Date of Graduation
Statler College of Engineering and Mineral Resources
Lane Department of Computer Science and Electrical Engineering
The ability to determine the legitimacy of a person’s face in images and video can be important for many applications ranging from social media to border security. From a biometrics perspective, altering one’s appearance to look like a target identity is a direct method of attack against the security of facial recognition systems. Defending against such attacks requires the ability to recognize them as a separate identity from their target. Alternatively, a forensics perspective may view this as a forgery of digital media. Detecting such forgeries requires the ability to detect artifacts not commonly seen in genuine media. This work examines two cases where we can classify faces as real or fake within digital media and explores them from the perspective of the attacker and defender.
First, we will explore the role of the defender by examining how deepfakes can be distinguished from legitimate videos. The most common form of deepfakes are videos which have had the face of one person swapped with another, sometimes referred to as “face-swaps.” These are generated using Generative Adversarial Networks (GANs) to produce realistic augmented media with few artifacts noticeable to human observers. This work shows how facial expression data can be extracted from deepfakes and legitimate videos to train a machine learning model to detect these forgeries.

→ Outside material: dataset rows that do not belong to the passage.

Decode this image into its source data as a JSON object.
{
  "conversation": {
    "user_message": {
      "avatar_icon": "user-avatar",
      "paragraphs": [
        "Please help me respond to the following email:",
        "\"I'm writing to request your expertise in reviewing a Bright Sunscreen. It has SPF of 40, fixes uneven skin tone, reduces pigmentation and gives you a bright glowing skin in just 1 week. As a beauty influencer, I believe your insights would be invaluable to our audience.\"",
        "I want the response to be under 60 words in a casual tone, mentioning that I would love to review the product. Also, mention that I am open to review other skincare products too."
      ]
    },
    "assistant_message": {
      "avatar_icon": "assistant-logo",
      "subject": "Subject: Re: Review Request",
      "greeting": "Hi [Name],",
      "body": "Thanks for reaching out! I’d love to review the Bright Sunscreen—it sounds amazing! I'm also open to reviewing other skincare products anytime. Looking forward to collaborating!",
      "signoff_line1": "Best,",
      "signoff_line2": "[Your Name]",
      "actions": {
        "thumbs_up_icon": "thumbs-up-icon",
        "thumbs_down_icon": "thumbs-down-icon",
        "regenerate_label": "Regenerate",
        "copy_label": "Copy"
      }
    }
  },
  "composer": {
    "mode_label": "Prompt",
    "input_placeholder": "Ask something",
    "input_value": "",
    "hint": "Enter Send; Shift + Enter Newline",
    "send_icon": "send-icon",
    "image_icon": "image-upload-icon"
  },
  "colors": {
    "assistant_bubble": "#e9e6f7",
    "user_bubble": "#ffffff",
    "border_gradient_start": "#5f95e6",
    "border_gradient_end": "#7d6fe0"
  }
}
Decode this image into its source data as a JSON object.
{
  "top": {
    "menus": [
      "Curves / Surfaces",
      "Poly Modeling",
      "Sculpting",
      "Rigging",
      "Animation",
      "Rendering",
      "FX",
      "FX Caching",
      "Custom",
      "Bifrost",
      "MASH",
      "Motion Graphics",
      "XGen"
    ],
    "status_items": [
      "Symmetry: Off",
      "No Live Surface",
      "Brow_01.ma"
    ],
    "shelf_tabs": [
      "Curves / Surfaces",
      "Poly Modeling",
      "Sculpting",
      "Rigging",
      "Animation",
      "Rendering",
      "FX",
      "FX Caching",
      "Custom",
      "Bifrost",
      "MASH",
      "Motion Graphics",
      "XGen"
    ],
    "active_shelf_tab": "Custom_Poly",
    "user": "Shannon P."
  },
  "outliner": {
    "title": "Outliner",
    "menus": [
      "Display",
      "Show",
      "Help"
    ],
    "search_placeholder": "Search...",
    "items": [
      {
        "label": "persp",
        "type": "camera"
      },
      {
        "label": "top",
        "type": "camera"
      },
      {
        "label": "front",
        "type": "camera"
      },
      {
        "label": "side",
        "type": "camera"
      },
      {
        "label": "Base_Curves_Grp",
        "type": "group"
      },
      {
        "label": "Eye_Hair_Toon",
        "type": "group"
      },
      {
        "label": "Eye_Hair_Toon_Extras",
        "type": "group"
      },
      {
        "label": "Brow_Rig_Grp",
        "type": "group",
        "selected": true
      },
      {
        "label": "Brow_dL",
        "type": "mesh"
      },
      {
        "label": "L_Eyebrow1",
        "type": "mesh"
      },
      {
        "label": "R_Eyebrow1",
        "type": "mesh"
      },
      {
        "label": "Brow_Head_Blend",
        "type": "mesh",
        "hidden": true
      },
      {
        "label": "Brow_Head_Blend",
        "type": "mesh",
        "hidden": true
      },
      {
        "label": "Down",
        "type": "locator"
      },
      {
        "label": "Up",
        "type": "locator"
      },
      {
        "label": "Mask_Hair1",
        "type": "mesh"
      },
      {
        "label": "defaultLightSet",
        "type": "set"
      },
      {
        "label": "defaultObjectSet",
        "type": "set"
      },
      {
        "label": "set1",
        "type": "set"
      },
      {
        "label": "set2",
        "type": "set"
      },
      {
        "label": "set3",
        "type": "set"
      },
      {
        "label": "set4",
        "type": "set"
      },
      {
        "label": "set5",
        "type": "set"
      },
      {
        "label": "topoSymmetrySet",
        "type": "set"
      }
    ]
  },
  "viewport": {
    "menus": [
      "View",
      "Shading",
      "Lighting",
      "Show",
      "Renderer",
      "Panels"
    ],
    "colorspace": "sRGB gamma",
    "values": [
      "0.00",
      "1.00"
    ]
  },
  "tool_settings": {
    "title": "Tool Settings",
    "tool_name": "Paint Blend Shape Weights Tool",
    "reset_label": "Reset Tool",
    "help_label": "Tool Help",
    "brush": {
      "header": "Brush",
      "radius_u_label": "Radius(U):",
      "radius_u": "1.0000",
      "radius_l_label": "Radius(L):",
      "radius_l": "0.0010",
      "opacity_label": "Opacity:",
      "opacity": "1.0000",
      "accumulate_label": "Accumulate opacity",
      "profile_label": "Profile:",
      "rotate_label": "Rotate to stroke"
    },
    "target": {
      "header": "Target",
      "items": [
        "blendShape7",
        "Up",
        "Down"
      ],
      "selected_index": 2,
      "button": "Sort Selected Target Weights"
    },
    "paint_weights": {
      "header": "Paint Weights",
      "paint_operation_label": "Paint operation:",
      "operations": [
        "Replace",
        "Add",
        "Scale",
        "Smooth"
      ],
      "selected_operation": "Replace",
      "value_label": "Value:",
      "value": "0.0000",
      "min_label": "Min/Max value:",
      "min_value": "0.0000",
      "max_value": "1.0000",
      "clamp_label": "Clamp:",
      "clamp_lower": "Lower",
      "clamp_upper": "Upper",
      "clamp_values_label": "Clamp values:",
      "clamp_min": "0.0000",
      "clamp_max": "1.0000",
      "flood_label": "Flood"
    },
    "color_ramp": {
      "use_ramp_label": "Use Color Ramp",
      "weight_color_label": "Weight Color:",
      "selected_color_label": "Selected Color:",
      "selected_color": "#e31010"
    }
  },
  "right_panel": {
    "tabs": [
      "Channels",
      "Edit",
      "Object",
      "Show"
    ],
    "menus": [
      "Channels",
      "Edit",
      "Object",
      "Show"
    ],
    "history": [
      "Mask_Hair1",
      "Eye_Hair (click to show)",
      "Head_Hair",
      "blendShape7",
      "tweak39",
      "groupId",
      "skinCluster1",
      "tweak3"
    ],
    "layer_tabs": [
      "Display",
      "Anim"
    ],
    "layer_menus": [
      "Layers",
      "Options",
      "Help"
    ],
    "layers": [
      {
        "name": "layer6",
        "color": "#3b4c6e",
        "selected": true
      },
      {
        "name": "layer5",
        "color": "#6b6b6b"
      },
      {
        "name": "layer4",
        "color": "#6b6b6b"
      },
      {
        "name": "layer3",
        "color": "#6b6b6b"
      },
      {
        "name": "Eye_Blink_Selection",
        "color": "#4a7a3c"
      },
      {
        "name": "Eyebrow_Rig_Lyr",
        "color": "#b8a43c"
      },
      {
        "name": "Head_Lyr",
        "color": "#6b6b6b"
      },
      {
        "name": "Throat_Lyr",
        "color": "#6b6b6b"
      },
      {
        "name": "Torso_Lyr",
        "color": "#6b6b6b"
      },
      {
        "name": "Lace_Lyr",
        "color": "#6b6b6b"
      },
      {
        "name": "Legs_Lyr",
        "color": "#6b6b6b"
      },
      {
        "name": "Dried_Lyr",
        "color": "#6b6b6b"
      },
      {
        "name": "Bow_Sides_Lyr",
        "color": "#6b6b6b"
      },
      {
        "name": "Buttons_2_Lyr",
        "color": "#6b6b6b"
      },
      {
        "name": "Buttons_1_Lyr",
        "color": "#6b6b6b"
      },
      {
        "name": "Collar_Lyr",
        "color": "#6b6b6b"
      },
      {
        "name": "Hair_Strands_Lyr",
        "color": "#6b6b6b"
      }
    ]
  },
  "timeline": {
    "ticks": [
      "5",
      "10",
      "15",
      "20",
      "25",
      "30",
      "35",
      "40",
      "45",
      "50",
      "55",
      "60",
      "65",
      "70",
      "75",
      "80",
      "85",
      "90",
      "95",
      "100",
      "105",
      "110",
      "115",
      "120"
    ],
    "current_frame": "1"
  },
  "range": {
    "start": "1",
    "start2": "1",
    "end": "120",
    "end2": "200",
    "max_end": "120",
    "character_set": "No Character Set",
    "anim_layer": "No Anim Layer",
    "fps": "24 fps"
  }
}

Second, we will explore the role of the attacker by examining a problem of increasing importance to border security. Face morphing is the process by which two or more peoples’ facial features may be combined in one image. We will examine the process by which this can be done using GANs, and traditional image processing methods in tandem with machine learning models. Additionally, we will evaluate their effectiveness at fooling facial recognition systems.
Dameron, Jacob L., "Real vs Fake Faces: DeepFakes and Face Morphing" (2021). Graduate Theses, Dissertations, and Problem Reports. 8059.